■ **Action item**
Below is a set of entries; give all of them again exactly.

Dataset rows for apps and sites
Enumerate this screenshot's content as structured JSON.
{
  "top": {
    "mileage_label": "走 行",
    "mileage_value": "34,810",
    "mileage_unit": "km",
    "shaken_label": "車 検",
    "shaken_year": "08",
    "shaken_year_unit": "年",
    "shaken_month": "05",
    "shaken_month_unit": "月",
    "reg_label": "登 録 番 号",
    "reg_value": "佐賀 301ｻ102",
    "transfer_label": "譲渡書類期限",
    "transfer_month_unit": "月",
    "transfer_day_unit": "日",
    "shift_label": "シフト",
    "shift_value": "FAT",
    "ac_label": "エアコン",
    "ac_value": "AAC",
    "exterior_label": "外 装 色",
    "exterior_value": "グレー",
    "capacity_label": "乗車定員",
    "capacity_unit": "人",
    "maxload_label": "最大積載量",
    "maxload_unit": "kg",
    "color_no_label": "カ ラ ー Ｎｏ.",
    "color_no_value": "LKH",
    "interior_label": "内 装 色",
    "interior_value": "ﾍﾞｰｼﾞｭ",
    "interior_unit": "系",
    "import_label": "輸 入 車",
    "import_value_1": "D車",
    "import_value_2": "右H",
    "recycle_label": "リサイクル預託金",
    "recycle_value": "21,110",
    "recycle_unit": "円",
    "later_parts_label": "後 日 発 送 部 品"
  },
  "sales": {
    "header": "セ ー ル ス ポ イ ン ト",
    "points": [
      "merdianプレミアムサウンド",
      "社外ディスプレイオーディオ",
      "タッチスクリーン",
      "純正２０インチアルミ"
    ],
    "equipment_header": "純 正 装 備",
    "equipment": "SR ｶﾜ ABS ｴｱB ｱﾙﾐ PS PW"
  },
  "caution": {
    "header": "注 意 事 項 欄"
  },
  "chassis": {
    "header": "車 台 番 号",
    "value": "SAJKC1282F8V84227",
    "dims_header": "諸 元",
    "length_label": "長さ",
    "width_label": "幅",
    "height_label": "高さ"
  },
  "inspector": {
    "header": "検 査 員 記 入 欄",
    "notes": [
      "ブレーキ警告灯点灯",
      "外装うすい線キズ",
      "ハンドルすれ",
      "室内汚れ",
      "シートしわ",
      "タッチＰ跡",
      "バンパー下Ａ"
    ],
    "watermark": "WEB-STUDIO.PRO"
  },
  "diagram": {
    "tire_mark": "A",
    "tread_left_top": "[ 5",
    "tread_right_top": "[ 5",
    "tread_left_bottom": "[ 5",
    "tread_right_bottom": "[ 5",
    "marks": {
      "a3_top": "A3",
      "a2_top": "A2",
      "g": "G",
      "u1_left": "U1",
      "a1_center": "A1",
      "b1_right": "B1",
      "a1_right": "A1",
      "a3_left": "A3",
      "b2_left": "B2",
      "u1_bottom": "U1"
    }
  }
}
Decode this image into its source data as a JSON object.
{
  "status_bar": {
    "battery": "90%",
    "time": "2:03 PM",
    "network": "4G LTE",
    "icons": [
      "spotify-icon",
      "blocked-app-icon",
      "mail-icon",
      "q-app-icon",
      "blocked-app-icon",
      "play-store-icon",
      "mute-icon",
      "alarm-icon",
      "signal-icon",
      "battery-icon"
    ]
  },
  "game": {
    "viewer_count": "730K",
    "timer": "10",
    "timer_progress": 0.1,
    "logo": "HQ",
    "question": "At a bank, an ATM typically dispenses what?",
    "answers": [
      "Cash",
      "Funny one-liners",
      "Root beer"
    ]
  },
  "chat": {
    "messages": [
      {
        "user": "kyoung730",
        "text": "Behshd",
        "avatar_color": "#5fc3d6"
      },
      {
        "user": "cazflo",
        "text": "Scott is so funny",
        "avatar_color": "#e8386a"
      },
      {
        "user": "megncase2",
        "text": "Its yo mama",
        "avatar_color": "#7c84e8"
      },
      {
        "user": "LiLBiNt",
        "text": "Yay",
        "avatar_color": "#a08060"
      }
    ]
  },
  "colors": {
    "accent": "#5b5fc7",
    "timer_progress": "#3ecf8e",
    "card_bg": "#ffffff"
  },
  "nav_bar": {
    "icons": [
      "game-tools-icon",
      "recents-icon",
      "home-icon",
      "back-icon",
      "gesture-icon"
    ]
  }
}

■ **Your response**
Enumerate this screenshot's content as structured JSON.
{
  "top": {
    "mileage_label": "走 行",
    "mileage_value": "34,810",
    "mileage_unit": "km",
    "shaken_label": "車 検",
    "shaken_year": "08",
    "shaken_year_unit": "年",
    "shaken_month": "05",
    "shaken_month_unit": "月",
    "reg_label": "登 録 番 号",
    "reg_value": "佐賀 301ｻ102",
    "transfer_label": "譲渡書類期限",
    "transfer_month_unit": "月",
    "transfer_day_unit": "日",
    "shift_label": "シフト",
    "shift_value": "FAT",
    "ac_label": "エアコン",
    "ac_value": "AAC",
    "exterior_label": "外 装 色",
    "exterior_value": "グレー",
    "capacity_label": "乗車定員",
    "capacity_unit": "人",
    "maxload_label": "最大積載量",
    "maxload_unit": "kg",
    "color_no_label": "カ ラ ー Ｎｏ.",
    "color_no_value": "LKH",
    "interior_label": "内 装 色",
    "interior_value": "ﾍﾞｰｼﾞｭ",
    "interior_unit": "系",
    "import_label": "輸 入 車",
    "import_value_1": "D車",
    "import_value_2": "右H",
    "recycle_label": "リサイクル預託金",
    "recycle_value": "21,110",
    "recycle_unit": "円",
    "later_parts_label": "後 日 発 送 部 品"
  },
  "sales": {
    "header": "セ ー ル ス ポ イ ン ト",
    "points": [
      "merdianプレミアムサウンド",
      "社外ディスプレイオーディオ",
      "タッチスクリーン",
      "純正２０インチアルミ"
    ],
    "equipment_header": "純 正 装 備",
    "equipment": "SR ｶﾜ ABS ｴｱB ｱﾙﾐ PS PW"
  },
  "caution": {
    "header": "注 意 事 項 欄"
  },
  "chassis": {
    "header": "車 台 番 号",
    "value": "SAJKC1282F8V84227",
    "dims_header": "諸 元",
    "length_label": "長さ",
    "width_label": "幅",
    "height_label": "高さ"
  },
  "inspector": {
    "header": "検 査 員 記 入 欄",
    "notes": [
      "ブレーキ警告灯点灯",
      "外装うすい線キズ",
      "ハンドルすれ",
      "室内汚れ",
      "シートしわ",
      "タッチＰ跡",
      "バンパー下Ａ"
    ],
    "watermark": "WEB-STUDIO.PRO"
  },
  "diagram": {
    "tire_mark": "A",
    "tread_left_top": "[ 5",
    "tread_right_top": "[ 5",
    "tread_left_bottom": "[ 5",
    "tread_right_bottom": "[ 5",
    "marks": {
      "a3_top": "A3",
      "a2_top": "A2",
      "g": "G",
      "u1_left": "U1",
      "a1_center": "A1",
      "b1_right": "B1",
      "a1_right": "A1",
      "a3_left": "A3",
      "b2_left": "B2",
      "u1_bottom": "U1"
    }
  }
}
Decode this image into its source data as a JSON object.
{
  "status_bar": {
    "battery": "90%",
    "time": "2:03 PM",
    "network": "4G LTE",
    "icons": [
      "spotify-icon",
      "blocked-app-icon",
      "mail-icon",
      "q-app-icon",
      "blocked-app-icon",
      "play-store-icon",
      "mute-icon",
      "alarm-icon",
      "signal-icon",
      "battery-icon"
    ]
  },
  "game": {
    "viewer_count": "730K",
    "timer": "10",
    "timer_progress": 0.1,
    "logo": "HQ",
    "question": "At a bank, an ATM typically dispenses what?",
    "answers": [
      "Cash",
      "Funny one-liners",
      "Root beer"
    ]
  },
  "chat": {
    "messages": [
      {
        "user": "kyoung730",
        "text": "Behshd",
        "avatar_color": "#5fc3d6"
      },
      {
        "user": "cazflo",
        "text": "Scott is so funny",
        "avatar_color": "#e8386a"
      },
      {
        "user": "megncase2",
        "text": "Its yo mama",
        "avatar_color": "#7c84e8"
      },
      {
        "user": "LiLBiNt",
        "text": "Yay",
        "avatar_color": "#a08060"
      }
    ]
  },
  "colors": {
    "accent": "#5b5fc7",
    "timer_progress": "#3ecf8e",
    "card_bg": "#ffffff"
  },
  "nav_bar": {
    "icons": [
      "game-tools-icon",
      "recents-icon",
      "home-icon",
      "back-icon",
      "gesture-icon"
    ]
  }
}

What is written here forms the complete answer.